Join Adafruit on Mastodon

Adafruit is on Mastodon, join in!

Stop breadboarding and soldering – start making immediately! Adafruit’s Circuit Playground is jam-packed with LEDs, sensors, buttons, alligator clip pads and more. Build projects with Circuit Playground in a few minutes with the drag-and-drop MakeCode programming site, learn computer science using the CS Discoveries class on, jump into CircuitPython to learn Python and hardware together, TinyGO, or even use the Arduino IDE. Circuit Playground Express is the newest and best Circuit Playground board, with support for CircuitPython, MakeCode, and Arduino. It has a powerful processor, 10 NeoPixels, mini speaker, InfraRed receive and transmit, two buttons, a switch, 14 alligator clip pads, and lots of sensors: capacitive touch, IR proximity, temperature, light, motion and sound. A whole wide world of electronics and coding is waiting for you, and it fits in the palm of your hand.

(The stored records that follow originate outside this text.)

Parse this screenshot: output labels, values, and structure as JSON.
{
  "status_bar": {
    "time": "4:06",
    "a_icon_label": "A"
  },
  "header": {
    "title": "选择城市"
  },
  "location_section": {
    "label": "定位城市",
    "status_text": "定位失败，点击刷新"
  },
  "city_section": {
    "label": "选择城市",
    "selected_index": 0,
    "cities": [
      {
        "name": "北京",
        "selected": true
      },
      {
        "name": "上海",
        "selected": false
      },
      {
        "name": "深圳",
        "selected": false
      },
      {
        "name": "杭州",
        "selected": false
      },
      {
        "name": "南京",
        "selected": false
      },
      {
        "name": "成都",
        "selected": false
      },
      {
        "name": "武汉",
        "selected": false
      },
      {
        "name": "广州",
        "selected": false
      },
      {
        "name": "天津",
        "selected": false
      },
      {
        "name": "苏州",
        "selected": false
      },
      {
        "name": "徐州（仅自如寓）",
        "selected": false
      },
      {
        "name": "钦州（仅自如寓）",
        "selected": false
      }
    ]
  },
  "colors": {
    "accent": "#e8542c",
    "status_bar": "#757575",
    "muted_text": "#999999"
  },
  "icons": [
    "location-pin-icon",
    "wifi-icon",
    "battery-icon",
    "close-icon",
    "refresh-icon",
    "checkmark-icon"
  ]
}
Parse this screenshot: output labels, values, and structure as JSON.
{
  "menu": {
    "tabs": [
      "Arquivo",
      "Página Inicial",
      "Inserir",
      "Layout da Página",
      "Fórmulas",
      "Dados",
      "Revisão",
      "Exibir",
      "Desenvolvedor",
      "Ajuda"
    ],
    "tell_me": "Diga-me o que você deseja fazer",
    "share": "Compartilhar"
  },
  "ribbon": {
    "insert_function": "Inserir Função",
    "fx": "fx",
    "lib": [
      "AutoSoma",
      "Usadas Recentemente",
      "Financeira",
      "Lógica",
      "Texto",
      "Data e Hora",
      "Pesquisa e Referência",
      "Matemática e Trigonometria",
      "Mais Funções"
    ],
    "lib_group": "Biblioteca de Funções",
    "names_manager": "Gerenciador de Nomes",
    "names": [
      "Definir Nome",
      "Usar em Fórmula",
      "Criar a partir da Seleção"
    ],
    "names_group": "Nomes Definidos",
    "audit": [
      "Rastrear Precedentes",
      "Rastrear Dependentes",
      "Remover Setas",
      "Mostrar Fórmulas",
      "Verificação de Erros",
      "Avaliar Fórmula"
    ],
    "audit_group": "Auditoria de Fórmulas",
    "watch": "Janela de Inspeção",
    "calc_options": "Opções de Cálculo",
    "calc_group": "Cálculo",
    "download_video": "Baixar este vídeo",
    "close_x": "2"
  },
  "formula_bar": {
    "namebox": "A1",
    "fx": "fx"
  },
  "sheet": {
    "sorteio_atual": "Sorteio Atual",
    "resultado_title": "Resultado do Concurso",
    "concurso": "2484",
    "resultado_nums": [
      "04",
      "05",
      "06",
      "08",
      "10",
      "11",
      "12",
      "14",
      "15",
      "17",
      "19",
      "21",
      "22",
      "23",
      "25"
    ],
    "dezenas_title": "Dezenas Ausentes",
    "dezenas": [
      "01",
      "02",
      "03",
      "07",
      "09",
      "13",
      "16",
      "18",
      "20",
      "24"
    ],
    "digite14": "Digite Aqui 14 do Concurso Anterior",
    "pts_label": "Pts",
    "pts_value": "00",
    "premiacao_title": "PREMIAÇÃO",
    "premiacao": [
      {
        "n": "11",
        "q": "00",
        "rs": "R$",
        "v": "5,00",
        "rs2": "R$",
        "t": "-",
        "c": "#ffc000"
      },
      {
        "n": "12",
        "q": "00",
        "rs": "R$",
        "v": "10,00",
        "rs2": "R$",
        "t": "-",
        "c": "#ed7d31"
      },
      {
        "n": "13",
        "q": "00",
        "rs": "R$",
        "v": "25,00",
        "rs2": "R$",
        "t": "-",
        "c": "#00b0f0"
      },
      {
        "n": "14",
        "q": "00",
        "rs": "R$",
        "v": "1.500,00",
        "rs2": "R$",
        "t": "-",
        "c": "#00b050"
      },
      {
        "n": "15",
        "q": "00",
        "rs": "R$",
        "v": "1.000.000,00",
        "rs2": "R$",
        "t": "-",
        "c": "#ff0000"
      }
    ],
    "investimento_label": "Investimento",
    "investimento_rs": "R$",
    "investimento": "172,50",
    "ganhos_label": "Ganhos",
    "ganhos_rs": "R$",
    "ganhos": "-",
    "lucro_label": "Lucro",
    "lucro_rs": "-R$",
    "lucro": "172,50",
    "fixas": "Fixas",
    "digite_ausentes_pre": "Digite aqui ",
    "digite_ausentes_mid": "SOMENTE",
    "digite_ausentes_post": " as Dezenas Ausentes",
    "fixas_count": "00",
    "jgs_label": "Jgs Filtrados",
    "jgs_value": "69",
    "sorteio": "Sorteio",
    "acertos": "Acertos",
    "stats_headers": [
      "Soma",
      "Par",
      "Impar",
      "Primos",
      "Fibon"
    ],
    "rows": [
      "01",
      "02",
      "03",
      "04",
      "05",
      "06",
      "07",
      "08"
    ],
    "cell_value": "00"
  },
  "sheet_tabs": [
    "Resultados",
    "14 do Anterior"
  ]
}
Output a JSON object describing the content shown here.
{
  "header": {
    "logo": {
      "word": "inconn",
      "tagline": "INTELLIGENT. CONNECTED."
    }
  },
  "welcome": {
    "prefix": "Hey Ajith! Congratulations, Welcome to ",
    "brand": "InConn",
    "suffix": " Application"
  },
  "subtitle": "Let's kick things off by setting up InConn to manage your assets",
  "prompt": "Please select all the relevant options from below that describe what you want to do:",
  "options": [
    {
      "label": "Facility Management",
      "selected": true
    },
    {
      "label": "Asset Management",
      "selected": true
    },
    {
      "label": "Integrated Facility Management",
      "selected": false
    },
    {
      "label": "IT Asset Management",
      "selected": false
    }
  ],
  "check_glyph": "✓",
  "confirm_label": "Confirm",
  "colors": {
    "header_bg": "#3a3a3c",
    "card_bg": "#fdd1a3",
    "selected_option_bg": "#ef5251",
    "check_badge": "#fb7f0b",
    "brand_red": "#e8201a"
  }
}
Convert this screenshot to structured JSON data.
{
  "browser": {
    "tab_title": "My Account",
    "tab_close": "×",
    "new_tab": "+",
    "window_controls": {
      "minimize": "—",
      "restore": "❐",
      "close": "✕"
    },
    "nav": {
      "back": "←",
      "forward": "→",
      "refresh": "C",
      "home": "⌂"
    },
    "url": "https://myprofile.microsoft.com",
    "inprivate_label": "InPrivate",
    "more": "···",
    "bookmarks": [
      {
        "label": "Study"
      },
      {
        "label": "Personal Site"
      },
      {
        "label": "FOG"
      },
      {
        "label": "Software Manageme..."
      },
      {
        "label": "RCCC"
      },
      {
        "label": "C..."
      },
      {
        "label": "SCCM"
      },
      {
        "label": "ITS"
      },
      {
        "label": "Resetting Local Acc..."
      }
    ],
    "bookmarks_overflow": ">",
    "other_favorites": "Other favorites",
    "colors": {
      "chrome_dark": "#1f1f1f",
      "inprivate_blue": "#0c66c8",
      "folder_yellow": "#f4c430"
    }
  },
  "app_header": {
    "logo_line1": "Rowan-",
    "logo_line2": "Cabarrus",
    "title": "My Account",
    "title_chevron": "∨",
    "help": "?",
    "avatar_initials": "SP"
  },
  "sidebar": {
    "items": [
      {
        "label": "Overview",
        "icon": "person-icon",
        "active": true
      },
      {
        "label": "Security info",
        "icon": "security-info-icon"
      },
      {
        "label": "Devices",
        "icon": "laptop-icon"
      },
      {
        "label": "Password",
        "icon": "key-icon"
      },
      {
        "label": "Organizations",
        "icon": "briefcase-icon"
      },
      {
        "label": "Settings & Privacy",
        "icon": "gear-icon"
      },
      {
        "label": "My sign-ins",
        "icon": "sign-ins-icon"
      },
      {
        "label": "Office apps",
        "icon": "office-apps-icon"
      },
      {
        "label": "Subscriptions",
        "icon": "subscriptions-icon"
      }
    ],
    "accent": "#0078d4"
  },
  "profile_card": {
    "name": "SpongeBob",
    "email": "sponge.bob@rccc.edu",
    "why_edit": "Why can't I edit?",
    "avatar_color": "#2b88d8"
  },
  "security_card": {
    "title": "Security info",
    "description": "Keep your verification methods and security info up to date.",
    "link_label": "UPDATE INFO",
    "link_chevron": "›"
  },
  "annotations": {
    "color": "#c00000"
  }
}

Have an amazing project to share? The Electronics Show and Tell is every Wednesday at 7pm ET! To join, head over to YouTube and check out the show’s live chat – we’ll post the link there.

Join us every Wednesday night at 8pm ET for Ask an Engineer!

Join over 36,000+ makers on Adafruit’s Discord channels and be part of the community!

CircuitPython – The easiest way to program microcontrollers –

Maker Business — “Packaging” chips in the US

Wearables — Enclosures help fight body humidity in costumes

Electronics — Transformers: More than meets the eye!

Python for Microcontrollers — Python on Microcontrollers Newsletter: Silicon Labs introduces CircuitPython support, and more! #CircuitPython #Python #micropython @ThePSF @Raspberry_Pi

Adafruit IoT Monthly — Guardian Robot, Weather-wise Umbrella Stand, and more!

Microsoft MakeCode — MakeCode Thank You!

EYE on NPI — Maxim’s Himalaya uSLIC Step-Down Power Module #EyeOnNPI @maximintegrated @digikey

New Products – Adafruit Industries – Makers, hackers, artists, designers and engineers! — #NewProds 7/19/23 Feat. Adafruit Matrix Portal S3 CircuitPython Powered Internet Display!

Get the only spam-free daily newsletter about wearables, running a "maker business", electronic tips and more! Subscribe at !

No Comments

No comments yet.

Sorry, the comment form is closed at this time.